New record: Atlides halesus (Cramer, 1777). Cristo Rey, Pachuca de Soto, Hidalgo, Mexico. One specimen: MZFC99424, 1-XI-2011, 20.131294°N, 98.714242°W; 2,580 masl. Vegetation xerophilous scrub. Collector Elsi Bertha Pérez-Jarillo. Specimen placed in Museo de Zoología “Alfonso L. Herrera,” Facultad de Ciencias, Universidad Nacional Autónoma de México, Mexico City, Mexico (Fig. 2).
The butterfly was found in a periurban site, at the border of the municipality of Pachuca de Soto, near Real del Monte and Mineral del Chico. Xerophilous scrub is common in the area, but there is also ruderal vegetation. The locality is in an area with numerous mountains, near the Sierra de Pachuca mountain range, which is dominated by Pinus (Pinaceae) and Quercus (Fagales) trees.
We observed A. halesus on a cypress tree (Cypressaceae). Several individuals flew around it and rested on the top of the tree. Whittaker (1984) reported the same behavior for A. dahnersi Bálint, Constantino & Johnson (Lepidoptera: Lycaenidae) but in Ficus (Moraceae) trees, and he called it hill-topping behavior. According to Whittaker (1984) and Wagner (2005), Atlides caterpillars feed on plants of the family Loranthaceae, but A. halesus uses mistletoe (Phoradendron Nutt.; Santalaceae) as a host plant, which parasitizes Quercus (Rzedowski & Rzedowski 2005). The occurrence of A. halesus in this locality is probably related to availability of oviposition and mating sites.
We are grateful to Robert K. Robbins (Smithsonian Institution, National Museum of Natural History, Washington, DC, USA) for his support and for verifying our identification.
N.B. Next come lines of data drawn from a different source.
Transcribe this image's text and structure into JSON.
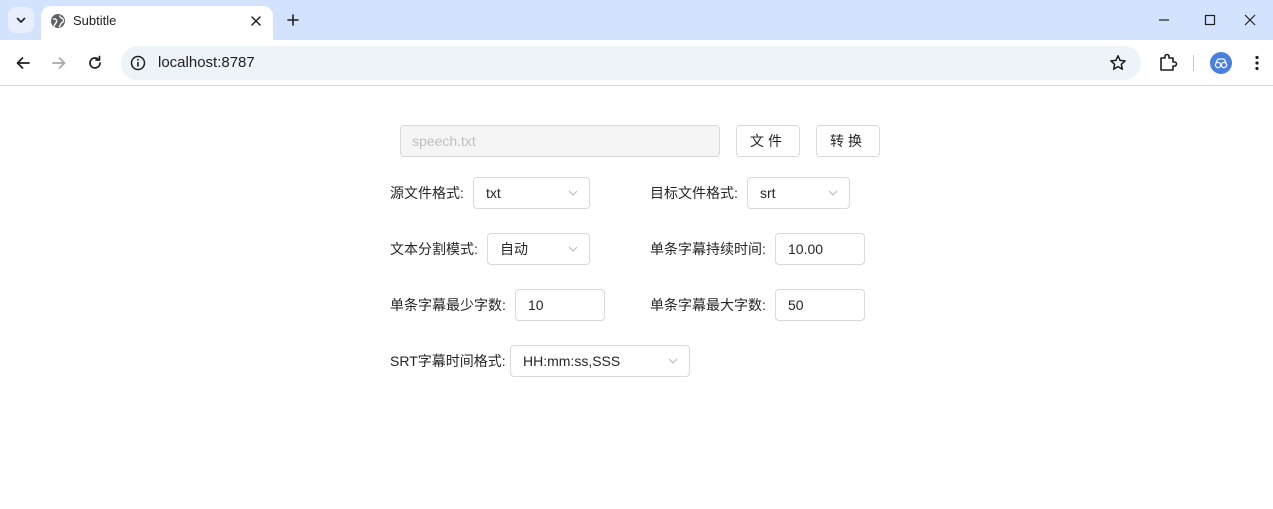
{
  "browser": {
    "tab_title": "Subtitle",
    "url": "localhost:8787",
    "icons": {
      "tab_menu": "chevron-down-icon",
      "favicon": "globe-icon",
      "close": "close-icon",
      "new_tab": "plus-icon",
      "back": "arrow-left-icon",
      "forward": "arrow-right-icon",
      "reload": "reload-icon",
      "info": "info-icon",
      "bookmark": "star-icon",
      "extensions": "puzzle-icon",
      "profile": "avatar-icon",
      "menu": "kebab-menu-icon"
    }
  },
  "form": {
    "file_placeholder": "speech.txt",
    "file_button": "文件",
    "convert_button": "转换",
    "source_format_label": "源文件格式:",
    "source_format_value": "txt",
    "target_format_label": "目标文件格式:",
    "target_format_value": "srt",
    "split_mode_label": "文本分割模式:",
    "split_mode_value": "自动",
    "duration_label": "单条字幕持续时间:",
    "duration_value": "10.00",
    "min_chars_label": "单条字幕最少字数:",
    "min_chars_value": "10",
    "max_chars_label": "单条字幕最大字数:",
    "max_chars_value": "50",
    "srt_time_format_label": "SRT字幕时间格式:",
    "srt_time_format_value": "HH:mm:ss,SSS"
  }
}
We thank Armando Luis Martínez for sharing information and allowing us access to the database, and Arturo Arellano Covarrubias (Facultad de Ciencias, Universidad Nacional Autónoma de México, Mexico City, Mexico) for the pictures in Figure 2.